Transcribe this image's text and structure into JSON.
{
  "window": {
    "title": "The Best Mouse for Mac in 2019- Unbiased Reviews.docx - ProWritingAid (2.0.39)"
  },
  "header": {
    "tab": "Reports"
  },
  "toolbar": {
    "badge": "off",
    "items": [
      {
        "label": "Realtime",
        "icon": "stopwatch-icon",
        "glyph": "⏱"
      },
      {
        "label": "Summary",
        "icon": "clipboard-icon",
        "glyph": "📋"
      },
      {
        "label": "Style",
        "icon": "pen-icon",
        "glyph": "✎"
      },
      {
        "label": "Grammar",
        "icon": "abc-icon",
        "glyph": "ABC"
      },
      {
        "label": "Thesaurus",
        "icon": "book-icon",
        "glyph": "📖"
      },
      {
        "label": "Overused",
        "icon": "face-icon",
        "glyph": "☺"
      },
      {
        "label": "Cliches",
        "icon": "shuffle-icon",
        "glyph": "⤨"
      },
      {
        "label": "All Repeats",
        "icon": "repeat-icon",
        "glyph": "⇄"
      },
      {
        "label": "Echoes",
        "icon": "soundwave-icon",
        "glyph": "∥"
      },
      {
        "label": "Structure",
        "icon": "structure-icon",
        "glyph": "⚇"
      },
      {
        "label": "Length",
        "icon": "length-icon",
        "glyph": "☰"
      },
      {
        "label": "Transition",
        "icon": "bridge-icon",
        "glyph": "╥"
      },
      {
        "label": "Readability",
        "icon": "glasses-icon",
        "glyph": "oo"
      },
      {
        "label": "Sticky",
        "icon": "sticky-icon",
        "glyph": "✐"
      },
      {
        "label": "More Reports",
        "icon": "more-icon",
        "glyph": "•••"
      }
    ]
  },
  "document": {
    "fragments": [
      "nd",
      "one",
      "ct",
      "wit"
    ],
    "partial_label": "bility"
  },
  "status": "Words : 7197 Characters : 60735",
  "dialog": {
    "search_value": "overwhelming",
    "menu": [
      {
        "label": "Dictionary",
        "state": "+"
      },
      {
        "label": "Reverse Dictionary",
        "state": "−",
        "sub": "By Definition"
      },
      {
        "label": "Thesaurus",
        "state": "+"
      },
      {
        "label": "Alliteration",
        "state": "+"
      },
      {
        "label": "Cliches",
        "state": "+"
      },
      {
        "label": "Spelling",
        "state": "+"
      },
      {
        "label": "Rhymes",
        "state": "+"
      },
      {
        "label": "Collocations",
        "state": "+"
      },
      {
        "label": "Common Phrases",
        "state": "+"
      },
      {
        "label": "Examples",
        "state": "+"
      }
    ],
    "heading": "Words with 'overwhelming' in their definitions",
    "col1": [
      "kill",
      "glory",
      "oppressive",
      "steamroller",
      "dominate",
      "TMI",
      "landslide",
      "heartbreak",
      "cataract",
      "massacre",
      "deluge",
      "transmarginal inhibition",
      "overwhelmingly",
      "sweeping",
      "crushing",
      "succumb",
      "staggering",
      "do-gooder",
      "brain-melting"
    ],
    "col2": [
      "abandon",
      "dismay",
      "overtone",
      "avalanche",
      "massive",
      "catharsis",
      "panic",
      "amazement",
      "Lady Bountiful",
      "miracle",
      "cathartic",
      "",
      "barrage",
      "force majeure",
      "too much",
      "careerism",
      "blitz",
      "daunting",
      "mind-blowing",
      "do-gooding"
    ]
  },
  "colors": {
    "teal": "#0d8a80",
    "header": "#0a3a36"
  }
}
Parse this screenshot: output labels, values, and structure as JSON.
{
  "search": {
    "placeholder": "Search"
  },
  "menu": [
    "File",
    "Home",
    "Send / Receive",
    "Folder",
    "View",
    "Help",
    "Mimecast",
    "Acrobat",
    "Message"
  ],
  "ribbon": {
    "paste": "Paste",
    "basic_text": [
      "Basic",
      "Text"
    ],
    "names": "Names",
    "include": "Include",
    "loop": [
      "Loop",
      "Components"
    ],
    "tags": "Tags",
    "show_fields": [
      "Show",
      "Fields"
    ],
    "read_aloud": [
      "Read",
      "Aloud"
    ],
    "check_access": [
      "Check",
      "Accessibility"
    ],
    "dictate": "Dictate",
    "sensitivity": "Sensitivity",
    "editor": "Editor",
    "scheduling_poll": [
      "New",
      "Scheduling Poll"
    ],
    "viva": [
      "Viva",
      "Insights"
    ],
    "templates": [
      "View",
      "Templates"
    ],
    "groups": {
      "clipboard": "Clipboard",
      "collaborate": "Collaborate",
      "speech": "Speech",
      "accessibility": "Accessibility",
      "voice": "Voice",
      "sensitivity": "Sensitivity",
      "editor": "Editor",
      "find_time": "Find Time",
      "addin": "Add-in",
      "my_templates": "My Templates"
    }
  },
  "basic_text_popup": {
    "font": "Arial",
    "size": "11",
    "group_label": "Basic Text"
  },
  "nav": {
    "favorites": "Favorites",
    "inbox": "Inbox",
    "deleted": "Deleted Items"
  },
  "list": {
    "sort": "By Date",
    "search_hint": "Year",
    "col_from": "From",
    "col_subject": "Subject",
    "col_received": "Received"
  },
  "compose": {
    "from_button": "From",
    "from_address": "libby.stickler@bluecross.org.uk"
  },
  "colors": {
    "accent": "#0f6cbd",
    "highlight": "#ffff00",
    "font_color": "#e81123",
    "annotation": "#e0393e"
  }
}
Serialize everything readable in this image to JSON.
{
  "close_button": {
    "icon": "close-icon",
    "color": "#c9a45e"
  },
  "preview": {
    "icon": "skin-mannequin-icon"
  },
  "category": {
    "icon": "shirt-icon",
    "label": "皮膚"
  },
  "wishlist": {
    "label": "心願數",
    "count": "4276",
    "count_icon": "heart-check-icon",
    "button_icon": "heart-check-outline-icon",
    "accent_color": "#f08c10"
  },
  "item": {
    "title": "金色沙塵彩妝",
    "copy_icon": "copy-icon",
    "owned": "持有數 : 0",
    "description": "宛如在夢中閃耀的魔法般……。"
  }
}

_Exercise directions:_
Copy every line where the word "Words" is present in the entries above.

_Exercise solution:_
  "status": "Words : 7197 Characters : 60735",
    "heading": "Words with 'overwhelming' in their definitions",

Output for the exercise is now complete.